── DATA PROVIDED

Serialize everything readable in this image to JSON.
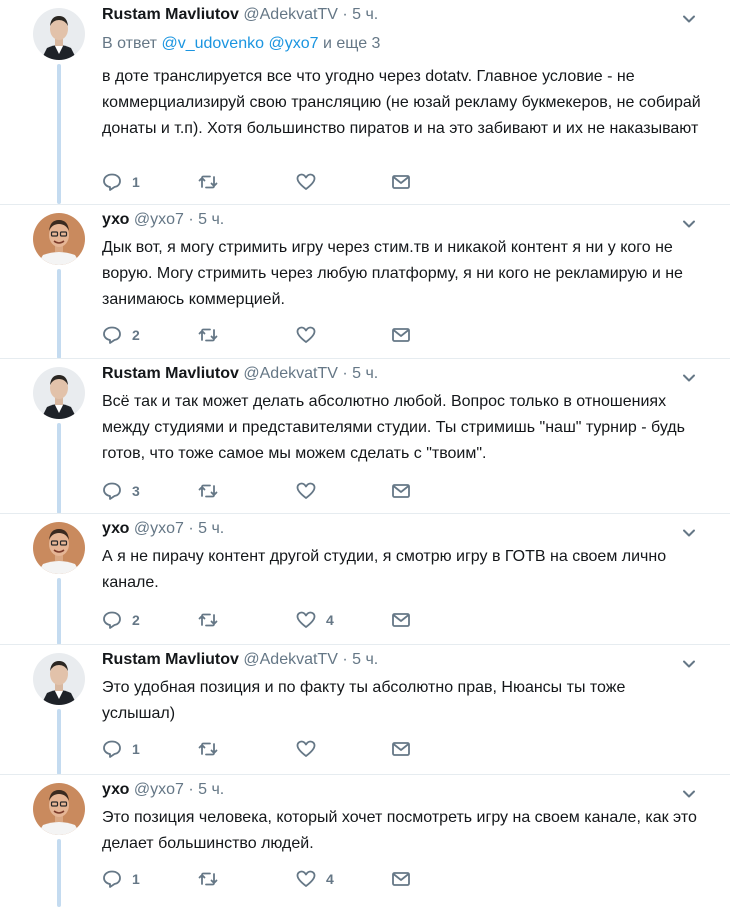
{
  "tweets": [
    {
      "name": "Rustam Mavliutov",
      "handle": "@AdekvatTV",
      "time": "5 ч.",
      "reply_prefix": "В ответ",
      "reply_mentions": "@v_udovenko @yxo7",
      "reply_suffix": "и еще 3",
      "text": "в доте транслируется все что угодно через dotatv. Главное условие - не коммерциализируй свою трансляцию (не юзай рекламу букмекеров, не собирай донаты и т.п). Хотя большинство пиратов и на это забивают и их не наказывают",
      "replies": "1",
      "retweets": "",
      "likes": "",
      "avatar": "suit-man-avatar"
    },
    {
      "name": "ухо",
      "handle": "@yxo7",
      "time": "5 ч.",
      "text": "Дык вот, я могу стримить игру через стим.тв и никакой контент я ни у кого не ворую. Могу стримить через любую платформу, я ни кого не рекламирую и не занимаюсь коммерцией.",
      "replies": "2",
      "retweets": "",
      "likes": "",
      "avatar": "smiling-man-avatar"
    },
    {
      "name": "Rustam Mavliutov",
      "handle": "@AdekvatTV",
      "time": "5 ч.",
      "text": "Всё так и так может делать абсолютно любой. Вопрос только в отношениях между студиями и представителями студии. Ты стримишь \"наш\" турнир - будь готов, что тоже самое мы можем сделать с \"твоим\".",
      "replies": "3",
      "retweets": "",
      "likes": "",
      "avatar": "suit-man-avatar"
    },
    {
      "name": "ухо",
      "handle": "@yxo7",
      "time": "5 ч.",
      "text": "А я не пирачу контент другой студии, я смотрю игру в ГОТВ на своем лично канале.",
      "replies": "2",
      "retweets": "",
      "likes": "4",
      "avatar": "smiling-man-avatar"
    },
    {
      "name": "Rustam Mavliutov",
      "handle": "@AdekvatTV",
      "time": "5 ч.",
      "text": "Это удобная позиция и по факту ты абсолютно прав, Нюансы ты тоже услышал)",
      "replies": "1",
      "retweets": "",
      "likes": "",
      "avatar": "suit-man-avatar"
    },
    {
      "name": "ухо",
      "handle": "@yxo7",
      "time": "5 ч.",
      "text": "Это позиция человека, который хочет посмотреть игру на своем канале, как это делает большинство людей.",
      "replies": "1",
      "retweets": "",
      "likes": "4",
      "avatar": "smiling-man-avatar"
    }
  ],
  "colors": {
    "accent": "#1b95e0",
    "muted": "#657786",
    "thread_line": "#c4dbf0",
    "divider": "#e6ecf0"
  }
}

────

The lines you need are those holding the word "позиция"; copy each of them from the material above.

• SOLUTION BELOW:
      "text": "Это удобная позиция и по факту ты абсолютно прав, Нюансы ты тоже услышал)",
      "text": "Это позиция человека, который хочет посмотреть игру на своем канале, как это делает большинство людей.",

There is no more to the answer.